Problem statement: All entries must come back exactly as given, with no pictures in the copy.

+ + + + + + +

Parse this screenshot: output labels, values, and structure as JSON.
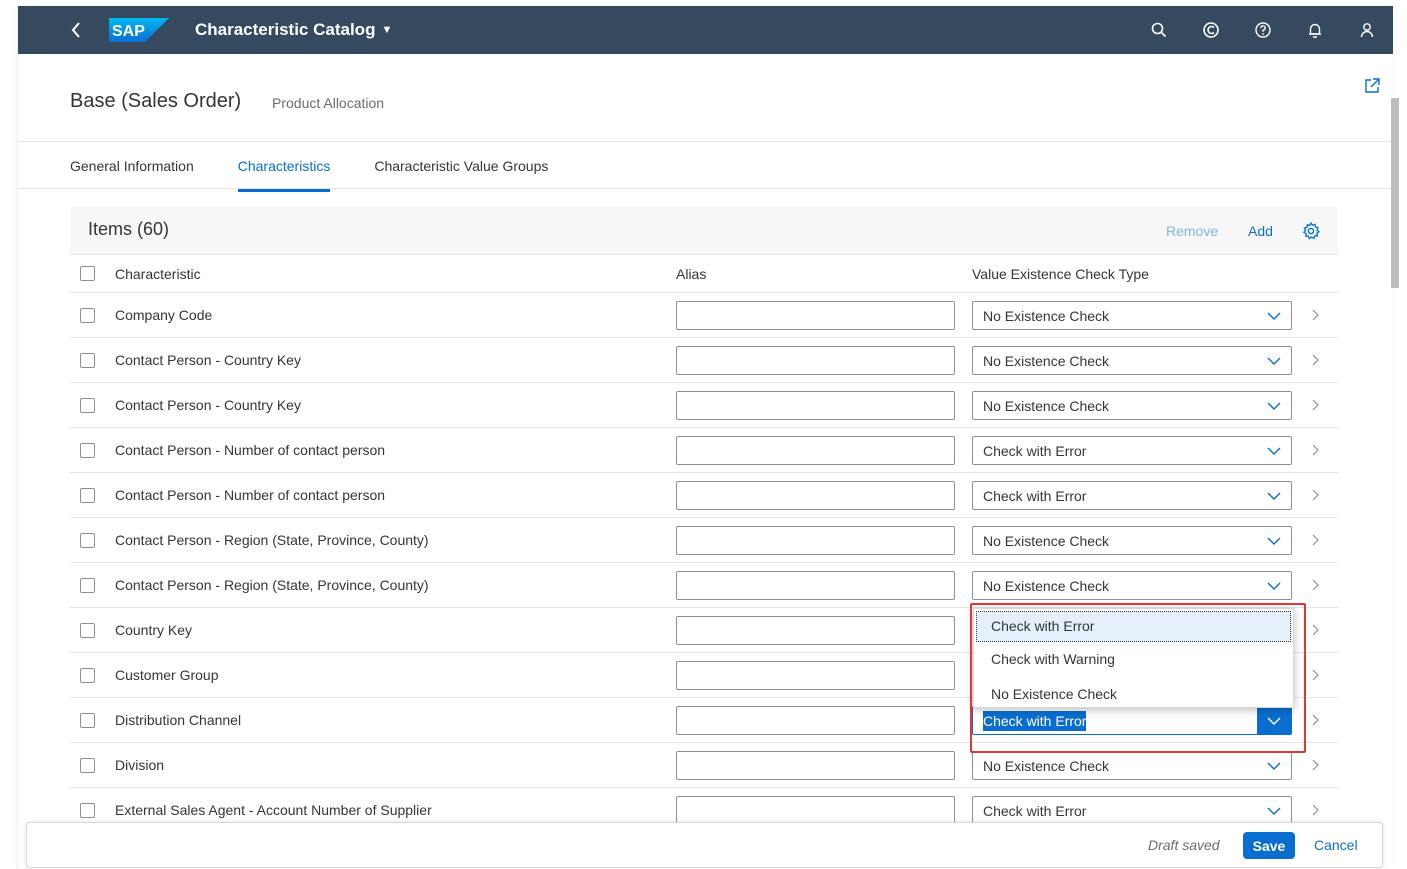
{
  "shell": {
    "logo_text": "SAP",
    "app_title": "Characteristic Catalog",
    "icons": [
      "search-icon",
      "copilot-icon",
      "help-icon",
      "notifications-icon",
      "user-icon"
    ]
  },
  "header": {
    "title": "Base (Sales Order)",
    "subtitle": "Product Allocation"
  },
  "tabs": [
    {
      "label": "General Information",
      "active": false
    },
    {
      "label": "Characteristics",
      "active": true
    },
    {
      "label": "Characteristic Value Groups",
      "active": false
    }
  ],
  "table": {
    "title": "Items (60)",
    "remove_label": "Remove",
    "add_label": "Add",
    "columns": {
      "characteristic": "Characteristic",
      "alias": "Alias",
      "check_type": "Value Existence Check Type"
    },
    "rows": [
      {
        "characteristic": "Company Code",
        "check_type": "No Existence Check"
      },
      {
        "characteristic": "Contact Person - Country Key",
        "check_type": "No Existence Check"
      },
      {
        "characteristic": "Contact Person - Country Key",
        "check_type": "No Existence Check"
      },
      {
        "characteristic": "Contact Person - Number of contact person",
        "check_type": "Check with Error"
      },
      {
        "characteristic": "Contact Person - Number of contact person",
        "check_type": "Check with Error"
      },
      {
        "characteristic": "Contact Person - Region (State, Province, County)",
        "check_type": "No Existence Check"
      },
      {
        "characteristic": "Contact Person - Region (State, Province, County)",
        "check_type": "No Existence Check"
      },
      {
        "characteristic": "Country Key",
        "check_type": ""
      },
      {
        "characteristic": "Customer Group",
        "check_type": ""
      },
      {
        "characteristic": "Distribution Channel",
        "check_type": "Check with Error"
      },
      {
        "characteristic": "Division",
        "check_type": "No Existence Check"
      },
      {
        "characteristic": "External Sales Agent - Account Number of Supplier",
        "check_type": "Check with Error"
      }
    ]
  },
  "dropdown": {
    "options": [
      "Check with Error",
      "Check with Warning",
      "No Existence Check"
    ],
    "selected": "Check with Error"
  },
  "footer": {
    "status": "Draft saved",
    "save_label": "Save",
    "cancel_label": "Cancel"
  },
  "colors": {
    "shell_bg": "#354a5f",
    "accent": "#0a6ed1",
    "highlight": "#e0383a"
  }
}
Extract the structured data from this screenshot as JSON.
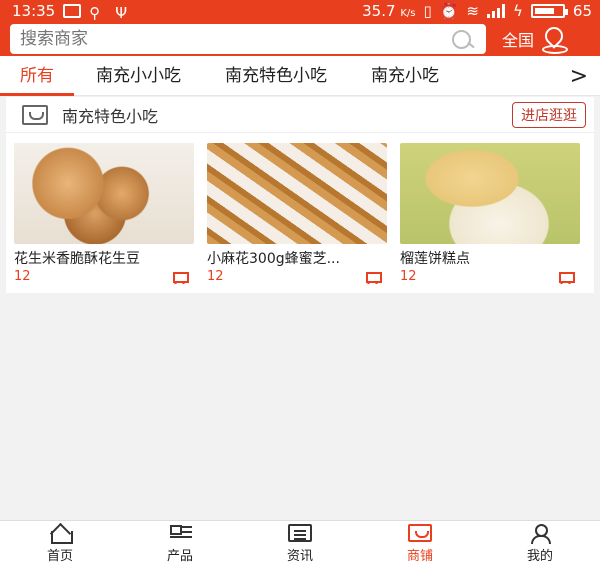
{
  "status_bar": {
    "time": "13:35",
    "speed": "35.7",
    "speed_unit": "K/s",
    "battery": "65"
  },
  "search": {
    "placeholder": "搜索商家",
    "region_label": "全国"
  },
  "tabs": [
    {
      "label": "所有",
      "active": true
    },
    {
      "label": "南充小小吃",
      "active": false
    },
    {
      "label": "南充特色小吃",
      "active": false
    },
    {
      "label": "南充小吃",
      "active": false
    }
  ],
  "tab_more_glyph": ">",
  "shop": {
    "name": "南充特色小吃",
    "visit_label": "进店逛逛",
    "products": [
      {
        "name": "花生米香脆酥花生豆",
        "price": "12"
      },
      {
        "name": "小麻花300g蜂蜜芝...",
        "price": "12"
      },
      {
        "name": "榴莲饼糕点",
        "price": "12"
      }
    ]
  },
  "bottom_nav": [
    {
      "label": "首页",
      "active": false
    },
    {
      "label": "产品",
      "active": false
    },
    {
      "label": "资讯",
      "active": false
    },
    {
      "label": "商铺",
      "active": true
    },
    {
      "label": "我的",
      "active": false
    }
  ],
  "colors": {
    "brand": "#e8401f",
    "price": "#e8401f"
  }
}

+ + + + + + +

Result:
Parse this screenshot: output labels, values, and structure as JSON.
{
  "shell": {
    "logo_text": "SAP",
    "app_title": "Characteristic Catalog",
    "icons": [
      "search-icon",
      "copilot-icon",
      "help-icon",
      "notifications-icon",
      "user-icon"
    ]
  },
  "header": {
    "title": "Base (Sales Order)",
    "subtitle": "Product Allocation"
  },
  "tabs": [
    {
      "label": "General Information",
      "active": false
    },
    {
      "label": "Characteristics",
      "active": true
    },
    {
      "label": "Characteristic Value Groups",
      "active": false
    }
  ],
  "table": {
    "title": "Items (60)",
    "remove_label": "Remove",
    "add_label": "Add",
    "columns": {
      "characteristic": "Characteristic",
      "alias": "Alias",
      "check_type": "Value Existence Check Type"
    },
    "rows": [
      {
        "characteristic": "Company Code",
        "check_type": "No Existence Check"
      },
      {
        "characteristic": "Contact Person - Country Key",
        "check_type": "No Existence Check"
      },
      {
        "characteristic": "Contact Person - Country Key",
        "check_type": "No Existence Check"
      },
      {
        "characteristic": "Contact Person - Number of contact person",
        "check_type": "Check with Error"
      },
      {
        "characteristic": "Contact Person - Number of contact person",
        "check_type": "Check with Error"
      },
      {
        "characteristic": "Contact Person - Region (State, Province, County)",
        "check_type": "No Existence Check"
      },
      {
        "characteristic": "Contact Person - Region (State, Province, County)",
        "check_type": "No Existence Check"
      },
      {
        "characteristic": "Country Key",
        "check_type": ""
      },
      {
        "characteristic": "Customer Group",
        "check_type": ""
      },
      {
        "characteristic": "Distribution Channel",
        "check_type": "Check with Error"
      },
      {
        "characteristic": "Division",
        "check_type": "No Existence Check"
      },
      {
        "characteristic": "External Sales Agent - Account Number of Supplier",
        "check_type": "Check with Error"
      }
    ]
  },
  "dropdown": {
    "options": [
      "Check with Error",
      "Check with Warning",
      "No Existence Check"
    ],
    "selected": "Check with Error"
  },
  "footer": {
    "status": "Draft saved",
    "save_label": "Save",
    "cancel_label": "Cancel"
  },
  "colors": {
    "shell_bg": "#354a5f",
    "accent": "#0a6ed1",
    "highlight": "#e0383a"
  }
}
Extract the structured data from this screenshot as JSON.
{
  "status_bar": {
    "time": "13:35",
    "speed": "35.7",
    "speed_unit": "K/s",
    "battery": "65"
  },
  "search": {
    "placeholder": "搜索商家",
    "region_label": "全国"
  },
  "tabs": [
    {
      "label": "所有",
      "active": true
    },
    {
      "label": "南充小小吃",
      "active": false
    },
    {
      "label": "南充特色小吃",
      "active": false
    },
    {
      "label": "南充小吃",
      "active": false
    }
  ],
  "tab_more_glyph": ">",
  "shop": {
    "name": "南充特色小吃",
    "visit_label": "进店逛逛",
    "products": [
      {
        "name": "花生米香脆酥花生豆",
        "price": "12"
      },
      {
        "name": "小麻花300g蜂蜜芝...",
        "price": "12"
      },
      {
        "name": "榴莲饼糕点",
        "price": "12"
      }
    ]
  },
  "bottom_nav": [
    {
      "label": "首页",
      "active": false
    },
    {
      "label": "产品",
      "active": false
    },
    {
      "label": "资讯",
      "active": false
    },
    {
      "label": "商铺",
      "active": true
    },
    {
      "label": "我的",
      "active": false
    }
  ],
  "colors": {
    "brand": "#e8401f",
    "price": "#e8401f"
  }
}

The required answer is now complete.